All you have to do is use the callback function as an argument to util.promisify, and store it an a variable. In my case, that’s getChuckNorrisFact.
Then you use that variable as a function that you can use like a promise with the .then() and the .catch() methods.

Solution 2 (involved): Turn the Callback into a Promise

Sometimes, using the request and util libraries is just not possible, whether it’s because of a legacy environment/code base or doing the requests from the client-side browser, you have to wrap a promise around your callback function.

Let’s take the Chuck Norris example above, and turn that into a promise.

var request = require('request');
let url = "";

// A function that returns a promise to resolve into the data //fetched from the API or an error
let getChuckNorrisFact = (url) => {
  return new Promise(
    (resolve, reject) => {
      request.get(url, function(error, response, data){
        if (error) reject(error);
let content = JSON.parse(data);
        let fact = content.value;

   fact => console.log(fact) // actually outputs a string
   error => console.(error)
works like magic

In the code above, I put the callback-based request function inside a Promise wrapper Promise( (resolve, reject) => { //callback function}). This wrapper allows us to call the getChuckNorrisFact function like a promise with the .then()and .catch() methods. When the getChuckNorrisFact is called, it executes the request to the API and waits for either a resolve() or a reject() statement to execute. In the callback function, you simply pass the retrieved data into the resolve or reject methods.

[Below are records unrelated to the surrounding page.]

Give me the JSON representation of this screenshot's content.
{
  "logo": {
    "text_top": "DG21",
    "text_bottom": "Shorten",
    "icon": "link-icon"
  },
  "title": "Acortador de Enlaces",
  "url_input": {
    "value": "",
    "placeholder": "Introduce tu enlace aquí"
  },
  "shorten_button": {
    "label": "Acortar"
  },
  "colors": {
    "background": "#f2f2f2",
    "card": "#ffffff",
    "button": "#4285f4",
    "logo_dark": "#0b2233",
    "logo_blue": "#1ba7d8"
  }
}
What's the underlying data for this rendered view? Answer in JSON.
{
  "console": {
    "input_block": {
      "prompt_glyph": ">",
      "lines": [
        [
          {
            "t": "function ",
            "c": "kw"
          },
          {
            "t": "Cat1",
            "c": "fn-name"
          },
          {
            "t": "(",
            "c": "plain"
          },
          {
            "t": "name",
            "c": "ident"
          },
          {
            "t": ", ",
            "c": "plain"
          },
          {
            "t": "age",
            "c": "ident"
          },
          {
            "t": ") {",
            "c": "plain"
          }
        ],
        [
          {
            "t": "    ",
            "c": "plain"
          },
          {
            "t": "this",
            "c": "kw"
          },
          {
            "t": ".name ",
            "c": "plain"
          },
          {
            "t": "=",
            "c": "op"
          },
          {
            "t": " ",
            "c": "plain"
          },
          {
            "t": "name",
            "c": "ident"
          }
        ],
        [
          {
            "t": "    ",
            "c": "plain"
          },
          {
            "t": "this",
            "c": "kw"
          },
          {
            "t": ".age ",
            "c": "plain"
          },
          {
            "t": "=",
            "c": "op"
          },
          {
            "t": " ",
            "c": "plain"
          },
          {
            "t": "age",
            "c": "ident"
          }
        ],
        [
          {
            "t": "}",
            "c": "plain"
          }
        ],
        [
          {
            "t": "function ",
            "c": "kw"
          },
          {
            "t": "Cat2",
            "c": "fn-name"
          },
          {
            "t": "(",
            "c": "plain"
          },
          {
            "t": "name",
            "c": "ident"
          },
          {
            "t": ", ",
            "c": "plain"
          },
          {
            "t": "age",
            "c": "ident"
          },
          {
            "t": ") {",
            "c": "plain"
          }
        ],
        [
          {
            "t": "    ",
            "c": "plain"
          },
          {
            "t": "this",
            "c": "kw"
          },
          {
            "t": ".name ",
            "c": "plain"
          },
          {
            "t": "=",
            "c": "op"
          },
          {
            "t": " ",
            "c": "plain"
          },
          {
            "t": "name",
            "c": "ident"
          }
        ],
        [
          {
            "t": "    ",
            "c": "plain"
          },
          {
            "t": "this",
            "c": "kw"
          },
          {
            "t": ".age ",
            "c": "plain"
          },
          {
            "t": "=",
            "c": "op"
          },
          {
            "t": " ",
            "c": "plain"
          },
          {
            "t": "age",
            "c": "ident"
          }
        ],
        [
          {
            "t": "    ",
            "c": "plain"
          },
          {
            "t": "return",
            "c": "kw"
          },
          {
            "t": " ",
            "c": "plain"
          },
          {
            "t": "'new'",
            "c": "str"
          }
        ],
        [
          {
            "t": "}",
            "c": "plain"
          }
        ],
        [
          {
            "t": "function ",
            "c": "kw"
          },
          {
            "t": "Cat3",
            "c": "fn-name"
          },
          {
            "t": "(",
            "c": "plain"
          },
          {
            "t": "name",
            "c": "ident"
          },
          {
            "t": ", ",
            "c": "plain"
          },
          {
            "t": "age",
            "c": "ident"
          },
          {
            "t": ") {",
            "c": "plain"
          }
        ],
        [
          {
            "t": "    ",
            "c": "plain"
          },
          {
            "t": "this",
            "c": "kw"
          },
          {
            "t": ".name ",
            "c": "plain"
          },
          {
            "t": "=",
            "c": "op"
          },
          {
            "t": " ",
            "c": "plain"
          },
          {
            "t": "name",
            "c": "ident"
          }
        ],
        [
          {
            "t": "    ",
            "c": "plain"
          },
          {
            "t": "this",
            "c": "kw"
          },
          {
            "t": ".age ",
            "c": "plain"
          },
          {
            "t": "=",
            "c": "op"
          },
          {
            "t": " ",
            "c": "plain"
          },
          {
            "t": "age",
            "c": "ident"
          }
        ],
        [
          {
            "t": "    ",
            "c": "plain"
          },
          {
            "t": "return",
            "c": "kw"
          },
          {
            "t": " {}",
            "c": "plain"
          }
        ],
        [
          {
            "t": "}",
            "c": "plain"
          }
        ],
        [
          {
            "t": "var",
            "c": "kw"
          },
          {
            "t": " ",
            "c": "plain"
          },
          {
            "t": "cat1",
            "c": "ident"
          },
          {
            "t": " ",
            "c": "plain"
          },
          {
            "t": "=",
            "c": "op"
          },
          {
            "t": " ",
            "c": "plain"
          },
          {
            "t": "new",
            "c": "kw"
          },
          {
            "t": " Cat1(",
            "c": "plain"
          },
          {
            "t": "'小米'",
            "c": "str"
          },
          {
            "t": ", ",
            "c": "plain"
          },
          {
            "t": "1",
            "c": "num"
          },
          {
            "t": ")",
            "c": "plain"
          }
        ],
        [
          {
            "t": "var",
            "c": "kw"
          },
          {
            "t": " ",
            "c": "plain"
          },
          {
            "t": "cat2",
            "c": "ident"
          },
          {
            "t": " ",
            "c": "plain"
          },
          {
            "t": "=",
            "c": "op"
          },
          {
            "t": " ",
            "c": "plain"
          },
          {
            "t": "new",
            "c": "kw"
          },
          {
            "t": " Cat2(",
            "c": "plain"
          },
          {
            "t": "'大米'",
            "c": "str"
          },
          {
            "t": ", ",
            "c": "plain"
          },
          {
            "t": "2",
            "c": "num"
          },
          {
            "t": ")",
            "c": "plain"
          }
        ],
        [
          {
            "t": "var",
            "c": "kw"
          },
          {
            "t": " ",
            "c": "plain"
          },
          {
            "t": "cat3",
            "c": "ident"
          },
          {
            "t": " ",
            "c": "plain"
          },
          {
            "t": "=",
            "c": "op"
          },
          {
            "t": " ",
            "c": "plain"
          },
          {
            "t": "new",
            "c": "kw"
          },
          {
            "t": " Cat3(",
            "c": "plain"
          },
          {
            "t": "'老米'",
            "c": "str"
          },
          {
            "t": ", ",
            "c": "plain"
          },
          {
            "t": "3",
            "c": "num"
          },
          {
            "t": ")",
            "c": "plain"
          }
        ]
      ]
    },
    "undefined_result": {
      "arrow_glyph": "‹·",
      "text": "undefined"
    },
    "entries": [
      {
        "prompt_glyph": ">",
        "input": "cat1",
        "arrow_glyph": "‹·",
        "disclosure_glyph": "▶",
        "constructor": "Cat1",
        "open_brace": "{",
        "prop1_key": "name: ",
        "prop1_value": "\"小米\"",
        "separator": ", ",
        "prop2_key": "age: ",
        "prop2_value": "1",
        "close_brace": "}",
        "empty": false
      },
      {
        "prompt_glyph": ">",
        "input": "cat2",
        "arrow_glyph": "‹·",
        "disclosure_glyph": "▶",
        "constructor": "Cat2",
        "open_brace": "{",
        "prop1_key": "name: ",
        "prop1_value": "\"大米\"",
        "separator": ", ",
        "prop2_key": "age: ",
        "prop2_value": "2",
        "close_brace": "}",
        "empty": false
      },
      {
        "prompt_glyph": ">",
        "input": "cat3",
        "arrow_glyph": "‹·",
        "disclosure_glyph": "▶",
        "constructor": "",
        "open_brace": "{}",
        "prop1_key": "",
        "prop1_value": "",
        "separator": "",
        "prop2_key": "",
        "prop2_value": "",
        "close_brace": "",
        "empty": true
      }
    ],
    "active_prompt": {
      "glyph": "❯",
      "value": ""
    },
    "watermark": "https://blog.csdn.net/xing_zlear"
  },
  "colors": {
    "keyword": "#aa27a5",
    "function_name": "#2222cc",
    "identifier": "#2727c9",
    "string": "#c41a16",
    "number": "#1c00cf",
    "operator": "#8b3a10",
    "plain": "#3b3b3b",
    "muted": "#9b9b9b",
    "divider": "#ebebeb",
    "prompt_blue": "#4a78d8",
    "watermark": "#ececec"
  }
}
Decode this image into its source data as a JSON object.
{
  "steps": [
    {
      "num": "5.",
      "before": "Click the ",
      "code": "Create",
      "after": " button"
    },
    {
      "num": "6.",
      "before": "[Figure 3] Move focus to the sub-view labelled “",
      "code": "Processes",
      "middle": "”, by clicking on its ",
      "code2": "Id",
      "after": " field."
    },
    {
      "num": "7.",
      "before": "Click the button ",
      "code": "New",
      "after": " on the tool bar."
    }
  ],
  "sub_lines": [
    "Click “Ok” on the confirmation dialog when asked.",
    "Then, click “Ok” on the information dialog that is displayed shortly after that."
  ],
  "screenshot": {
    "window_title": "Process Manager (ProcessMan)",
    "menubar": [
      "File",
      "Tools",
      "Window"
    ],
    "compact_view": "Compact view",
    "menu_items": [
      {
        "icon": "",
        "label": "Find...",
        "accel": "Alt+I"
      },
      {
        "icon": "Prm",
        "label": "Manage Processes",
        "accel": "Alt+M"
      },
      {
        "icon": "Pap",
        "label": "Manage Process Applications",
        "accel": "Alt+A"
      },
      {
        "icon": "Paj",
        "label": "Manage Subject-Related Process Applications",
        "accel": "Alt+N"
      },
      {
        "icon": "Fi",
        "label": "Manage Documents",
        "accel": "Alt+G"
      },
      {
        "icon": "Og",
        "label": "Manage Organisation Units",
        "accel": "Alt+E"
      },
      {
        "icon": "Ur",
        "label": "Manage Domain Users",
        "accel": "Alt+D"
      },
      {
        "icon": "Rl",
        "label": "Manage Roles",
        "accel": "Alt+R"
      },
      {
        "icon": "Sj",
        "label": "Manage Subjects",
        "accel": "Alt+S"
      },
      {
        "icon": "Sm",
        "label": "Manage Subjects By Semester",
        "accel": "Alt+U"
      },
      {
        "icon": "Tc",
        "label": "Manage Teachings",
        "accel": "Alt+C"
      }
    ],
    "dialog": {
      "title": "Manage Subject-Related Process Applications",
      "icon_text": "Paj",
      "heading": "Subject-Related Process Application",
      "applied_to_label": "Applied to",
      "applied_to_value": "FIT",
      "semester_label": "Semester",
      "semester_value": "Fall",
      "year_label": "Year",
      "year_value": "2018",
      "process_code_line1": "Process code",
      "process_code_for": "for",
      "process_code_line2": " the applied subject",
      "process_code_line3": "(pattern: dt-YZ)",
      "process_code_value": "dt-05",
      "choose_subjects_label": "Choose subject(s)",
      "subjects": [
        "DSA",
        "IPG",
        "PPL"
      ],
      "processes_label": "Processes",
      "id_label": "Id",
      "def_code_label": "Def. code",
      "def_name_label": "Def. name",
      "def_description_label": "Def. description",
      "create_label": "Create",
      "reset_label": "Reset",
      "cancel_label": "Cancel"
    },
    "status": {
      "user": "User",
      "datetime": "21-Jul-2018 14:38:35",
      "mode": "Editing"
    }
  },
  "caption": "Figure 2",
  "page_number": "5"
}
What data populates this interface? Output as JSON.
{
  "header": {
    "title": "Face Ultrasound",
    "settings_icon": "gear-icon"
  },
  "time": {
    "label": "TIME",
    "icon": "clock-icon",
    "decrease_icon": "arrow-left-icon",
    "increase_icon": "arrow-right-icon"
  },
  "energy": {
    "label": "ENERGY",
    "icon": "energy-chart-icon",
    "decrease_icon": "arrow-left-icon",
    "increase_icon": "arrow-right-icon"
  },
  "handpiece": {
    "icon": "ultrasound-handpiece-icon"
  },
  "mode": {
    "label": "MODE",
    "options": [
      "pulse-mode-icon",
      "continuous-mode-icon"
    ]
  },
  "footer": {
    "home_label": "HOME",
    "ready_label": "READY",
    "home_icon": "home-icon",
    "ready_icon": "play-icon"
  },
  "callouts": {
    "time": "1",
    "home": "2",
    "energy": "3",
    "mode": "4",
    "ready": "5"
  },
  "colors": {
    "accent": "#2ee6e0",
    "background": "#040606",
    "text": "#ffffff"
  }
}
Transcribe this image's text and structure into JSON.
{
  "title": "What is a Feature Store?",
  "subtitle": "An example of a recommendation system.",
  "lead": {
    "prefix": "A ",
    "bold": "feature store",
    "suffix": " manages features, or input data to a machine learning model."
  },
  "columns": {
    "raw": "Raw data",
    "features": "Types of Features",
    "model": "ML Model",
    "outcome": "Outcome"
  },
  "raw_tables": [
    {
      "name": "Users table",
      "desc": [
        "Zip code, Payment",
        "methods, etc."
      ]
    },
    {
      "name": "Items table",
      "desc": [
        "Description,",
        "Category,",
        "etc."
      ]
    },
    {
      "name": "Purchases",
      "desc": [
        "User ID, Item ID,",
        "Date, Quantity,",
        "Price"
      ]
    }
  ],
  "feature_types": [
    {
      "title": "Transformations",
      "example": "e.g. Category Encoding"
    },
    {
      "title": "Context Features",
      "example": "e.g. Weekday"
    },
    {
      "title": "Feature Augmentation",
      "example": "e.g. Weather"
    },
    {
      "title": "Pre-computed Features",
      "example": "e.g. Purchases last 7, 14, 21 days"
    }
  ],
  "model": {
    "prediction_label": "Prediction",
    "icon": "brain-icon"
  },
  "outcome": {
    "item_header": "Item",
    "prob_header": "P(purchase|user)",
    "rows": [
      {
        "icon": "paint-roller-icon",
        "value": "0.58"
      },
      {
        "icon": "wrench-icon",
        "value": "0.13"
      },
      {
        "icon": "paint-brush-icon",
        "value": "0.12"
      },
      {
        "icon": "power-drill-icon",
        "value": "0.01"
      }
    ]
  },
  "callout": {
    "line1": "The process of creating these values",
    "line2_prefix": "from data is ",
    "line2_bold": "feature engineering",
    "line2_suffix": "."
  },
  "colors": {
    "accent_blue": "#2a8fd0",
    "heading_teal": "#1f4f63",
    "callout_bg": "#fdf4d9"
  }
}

Once the data (in this case, an awesome Chuck Norris fact) is fetched and passed to the resolver, the getChuckNorrisFact executes the then() method. This will return the result that you can use inside a function inside the then() to do your desired logic — in this case displaying it to the console.

You can read more about it in the MDN Web Docs.